My Paradox
     My home life required me to fill two roles. As a primary babysitter, I somewhat existed in a band between parent and sibling. I often saw more than one angle when disputes came up between my siblings. This often resulted in me playing negotiator, while not backing down from my brothers as I was the oldest. My parents are both from northern states, but I was entirely raised in Texas. In High school my parents' marriage began falling apart, and I spent more time trying to provide emotional support at home. This is when my academics hit rock bottom. I never doubted my academics and learning ability, but I doubted my family's well being.  
    The greatest issue I had was my father. A man with a great mind and values, until he lost his temper. Through him I learned to fight with words, my mind, to question authority and presented facts so I could differentiate between true data and propaganda. Ironically, it was when I used this knowledge against him, my main authority figure, he would lose his temper and fall into the realm of ruthless dictator. My example of what was right and wrong contradicted his own teachings.

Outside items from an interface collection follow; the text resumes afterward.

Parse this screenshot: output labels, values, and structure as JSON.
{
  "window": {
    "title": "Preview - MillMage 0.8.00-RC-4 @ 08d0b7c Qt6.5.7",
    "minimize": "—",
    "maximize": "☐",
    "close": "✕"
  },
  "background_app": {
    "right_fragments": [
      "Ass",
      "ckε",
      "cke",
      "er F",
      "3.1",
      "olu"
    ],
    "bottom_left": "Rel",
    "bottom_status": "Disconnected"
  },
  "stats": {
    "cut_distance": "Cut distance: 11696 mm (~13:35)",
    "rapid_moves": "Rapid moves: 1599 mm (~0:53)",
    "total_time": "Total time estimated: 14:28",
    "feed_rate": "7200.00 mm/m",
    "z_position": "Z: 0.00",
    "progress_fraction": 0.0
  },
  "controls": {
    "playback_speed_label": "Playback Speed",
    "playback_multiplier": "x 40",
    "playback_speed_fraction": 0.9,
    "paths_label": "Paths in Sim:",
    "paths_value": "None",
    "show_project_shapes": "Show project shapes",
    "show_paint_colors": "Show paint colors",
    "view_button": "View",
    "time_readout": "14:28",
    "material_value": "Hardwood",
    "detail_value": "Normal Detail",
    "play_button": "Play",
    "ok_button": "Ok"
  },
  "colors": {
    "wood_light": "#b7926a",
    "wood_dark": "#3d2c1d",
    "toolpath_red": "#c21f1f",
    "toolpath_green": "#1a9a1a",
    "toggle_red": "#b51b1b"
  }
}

Post School
    Summer between Junior and Senior year, I was presented with the decision of going to summer school or not. This would determine if I would continue at my Magnet School, or attend the designated High School for my area. My father presented a third option, GED out. In a sense wiping my High School record once I started attending college a year earlier than the traditional system. I took it expecting to have more help achieving that than I did. I completed GED testing January of what would have been my graduating year.
    Then along came work. I started with two jobs, Sea World and a carpenter apprentice working with my dad's friend, who was self employed. Towards the end of these jobs, my girlfriend became pregnant, and the call of family again rose up to be my main mission. 
      Enter Wal-Mart, my son, marriage, my daughter's conception, separation, my daughter, and divorce. I worked overnights, and at the end of my 4 year run spent time in almost every hourly position within Wal-Mart, including Department Manager responsibilities. I worked in a warehouse packaging testing materials as a second fulltime+ job for a couple months.
    After the divorce, I briefly worked in fast food, before getting traveling job doing new store set up and remodels for major retailers. I became my manager's right hand man, we were assigned new hires to train for a while, until we trained a couple who joined us to become the clean up crew for projects gone bad. I've trained managers, run stores acting as manager, and been the project coordinator on the opposing shift of the manager, but I was away from my children.
    Since then I've done Tech Support for the Air Force, and for AT&T. Spent a year helping friends, who are gun-show vendors, develop better inventory and financial records and strategies. Currently, I am studying through MIT OCW, 3 languages in Rosetta Stone (for starters). Learning ASL, as I'm helping a deaf friend start her nonprofit. As far as a job, I recently moved to Austin, TX and am still shopping around.